On the more expensive side of the spectrum are companies like Whisper Room and Studio Box. Both specialize in portable isolation or practice booths.
Isolation booths are exceptional, as they will provide the most effective decibel reduction when practicing acoustic drums in an apartment. They can be set up in the room with the drum set and taken down when moving to a new location.
Whisper Room and Studio Box iso booths are also ideal as they don’t require modification to an existing room as you’d typically need when considering soundproofing.
As stated, this solution is costly, as the average Whisper Room is around $8,000 according to their website.
5) Play an Electronic Drum Set
I own the Alesis Strike electronic drum set. My original intentions for purchasing were to have a kit that would quiet enough to play at night. It is, to my delight.
Playing an electronic drum kit is easily the most conceived way to play drums in an apartment. In fact, I bought my first electronic drum set ten years back for this very reason.
I had a Yamaha DTXpress IV when I lived near my university. It wasn’t the most excellent drum kit around at the time, but it was okay for practicing. Friends who came over loved playing on it, and I enjoyed my time using it before I sold it.
There was one issue though: my neighbor next to my room. She hated the fact that I played the drums, even though they were electric.
The DTXpress IV had older style rubber pads, which are far louder than mesh heads of today. She could easily hear my playing through the thin walls of the apartment.
I ultimately never had a solution to this issue; instead, I just resorted to playing during the day when I could.
As you can tell, there is no one-fits-all solution to practicing the drums in an apartment. It’s your responsibility to work out an agreement with the neighbors and roommates to practice your craft.
If you live around people that can’t tolerate hearing your practice at all, you may have to pack your bags and move out to a new location, unfortunately.

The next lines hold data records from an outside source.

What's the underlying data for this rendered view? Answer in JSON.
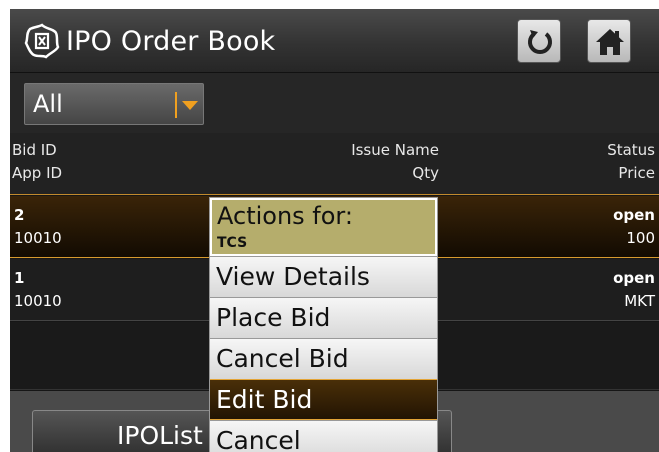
{
  "header": {
    "title": "IPO Order Book",
    "logo_icon": "lotus-logo-icon",
    "refresh_icon": "refresh-icon",
    "home_icon": "home-icon"
  },
  "filter": {
    "value": "All",
    "icon": "chevron-down-icon",
    "accent": "#f0a020"
  },
  "columns": {
    "bid_id": "Bid ID",
    "app_id": "App ID",
    "issue_name": "Issue Name",
    "qty": "Qty",
    "status": "Status",
    "price": "Price"
  },
  "rows": [
    {
      "bid_id": "2",
      "app_id": "10010",
      "status": "open",
      "price": "100"
    },
    {
      "bid_id": "1",
      "app_id": "10010",
      "status": "open",
      "price": "MKT"
    }
  ],
  "menu": {
    "title": "Actions for:",
    "subtitle": "TCS",
    "items": [
      "View Details",
      "Place Bid",
      "Cancel Bid",
      "Edit Bid",
      "Cancel"
    ],
    "selected": "Edit Bid"
  },
  "bottom": {
    "button_label": "IPOList"
  },
  "colors": {
    "accent": "#d79b2e",
    "menu_header": "#b5ad6c"
  }
}
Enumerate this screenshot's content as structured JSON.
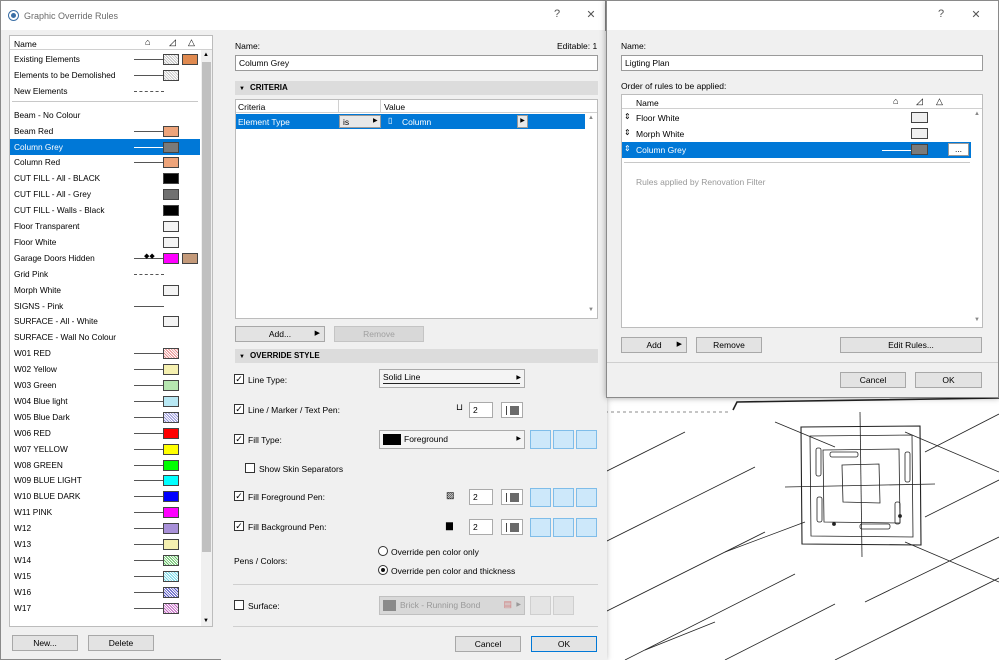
{
  "dialog1": {
    "title": "Graphic Override Rules",
    "help_btn": "?",
    "close_btn": "✕",
    "list_header": "Name",
    "rules": [
      {
        "name": "Existing Elements",
        "line": "solid",
        "sw1": "#bfbfbf",
        "hatch1": true,
        "sw2": "#e08a50"
      },
      {
        "name": "Elements to be Demolished",
        "line": "solid",
        "sw1": "#c8c8c8",
        "hatch1": true
      },
      {
        "name": "New Elements",
        "line": "dash"
      },
      {
        "name": "Beam - No Colour",
        "line": "none"
      },
      {
        "name": "Beam Red",
        "line": "solid",
        "sw1": "#eea47a"
      },
      {
        "name": "Column Grey",
        "line": "solid",
        "sw1": "#7a7a7a",
        "selected": true
      },
      {
        "name": "Column Red",
        "line": "solid",
        "sw1": "#eea47a"
      },
      {
        "name": "CUT FILL - All - BLACK",
        "line": "none",
        "sw1": "#000000"
      },
      {
        "name": "CUT FILL - All - Grey",
        "line": "none",
        "sw1": "#707070"
      },
      {
        "name": "CUT FILL - Walls - Black",
        "line": "none",
        "sw1": "#000000"
      },
      {
        "name": "Floor Transparent",
        "line": "none",
        "sw1": "#f4f4f4"
      },
      {
        "name": "Floor White",
        "line": "none",
        "sw1": "#f4f4f4"
      },
      {
        "name": "Garage Doors Hidden",
        "line": "diamond",
        "sw1": "#ff00ff",
        "sw2": "#c49a7a"
      },
      {
        "name": "Grid Pink",
        "line": "dash"
      },
      {
        "name": "Morph White",
        "line": "none",
        "sw1": "#f4f4f4"
      },
      {
        "name": "SIGNS - Pink",
        "line": "solid"
      },
      {
        "name": "SURFACE - All - White",
        "line": "none",
        "sw1": "#f4f4f4"
      },
      {
        "name": "SURFACE - Wall No Colour",
        "line": "none"
      },
      {
        "name": "W01 RED",
        "line": "solid",
        "sw1": "#e88a8a",
        "hatch1": true
      },
      {
        "name": "W02 Yellow",
        "line": "solid",
        "sw1": "#f5f0b0"
      },
      {
        "name": "W03 Green",
        "line": "solid",
        "sw1": "#b6e6b0"
      },
      {
        "name": "W04 Blue light",
        "line": "solid",
        "sw1": "#b8e8f4"
      },
      {
        "name": "W05 Blue Dark",
        "line": "solid",
        "sw1": "#9090d8",
        "hatch1": true
      },
      {
        "name": "W06 RED",
        "line": "solid",
        "sw1": "#ff0000"
      },
      {
        "name": "W07 YELLOW",
        "line": "solid",
        "sw1": "#ffff00"
      },
      {
        "name": "W08 GREEN",
        "line": "solid",
        "sw1": "#00ff00"
      },
      {
        "name": "W09 BLUE LIGHT",
        "line": "solid",
        "sw1": "#00ffff"
      },
      {
        "name": "W10 BLUE DARK",
        "line": "solid",
        "sw1": "#0000ff"
      },
      {
        "name": "W11 PINK",
        "line": "solid",
        "sw1": "#ff00ff"
      },
      {
        "name": "W12",
        "line": "solid",
        "sw1": "#a890d8"
      },
      {
        "name": "W13",
        "line": "solid",
        "sw1": "#f5f0b0"
      },
      {
        "name": "W14",
        "line": "solid",
        "sw1": "#60c060",
        "hatch1": true
      },
      {
        "name": "W15",
        "line": "solid",
        "sw1": "#70d8e8",
        "hatch1": true
      },
      {
        "name": "W16",
        "line": "solid",
        "sw1": "#5050c0",
        "hatch1": true
      },
      {
        "name": "W17",
        "line": "solid",
        "sw1": "#c060c0",
        "hatch1": true
      }
    ],
    "new_btn": "New...",
    "delete_btn": "Delete",
    "name_label": "Name:",
    "editable_label": "Editable: 1",
    "name_value": "Column Grey",
    "criteria_section": "CRITERIA",
    "criteria_cols": [
      "Criteria",
      "Value"
    ],
    "criteria_row": {
      "criteria": "Element Type",
      "operator": "is",
      "value": "Column"
    },
    "add_btn": "Add...",
    "remove_btn": "Remove",
    "override_section": "OVERRIDE STYLE",
    "line_type_label": "Line Type:",
    "line_type_value": "Solid Line",
    "line_pen_label": "Line / Marker / Text Pen:",
    "line_pen_value": "2",
    "fill_type_label": "Fill Type:",
    "fill_type_value": "Foreground",
    "show_skin_label": "Show Skin Separators",
    "fill_fg_label": "Fill Foreground Pen:",
    "fill_fg_value": "2",
    "fill_bg_label": "Fill Background Pen:",
    "fill_bg_value": "2",
    "pens_colors_label": "Pens / Colors:",
    "radio1": "Override pen color only",
    "radio2": "Override pen color and thickness",
    "surface_label": "Surface:",
    "surface_value": "Brick - Running Bond",
    "cancel_btn": "Cancel",
    "ok_btn": "OK"
  },
  "dialog2": {
    "help_btn": "?",
    "close_btn": "✕",
    "name_label": "Name:",
    "name_value": "Ligting Plan",
    "order_label": "Order of rules to be applied:",
    "list_header": "Name",
    "rules": [
      {
        "name": "Floor White",
        "sw": "#f0f0f0"
      },
      {
        "name": "Morph White",
        "sw": "#f0f0f0"
      },
      {
        "name": "Column Grey",
        "sw": "#7a7a7a",
        "selected": true
      }
    ],
    "more_btn": "...",
    "renovation_text": "Rules applied by Renovation Filter",
    "add_btn": "Add",
    "remove_btn": "Remove",
    "edit_rules_btn": "Edit Rules...",
    "cancel_btn": "Cancel",
    "ok_btn": "OK"
  }
}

Do you play drums in an apartment? What is your strategy? I’d love to hear about your experience in the comments down below. Thanks for reading!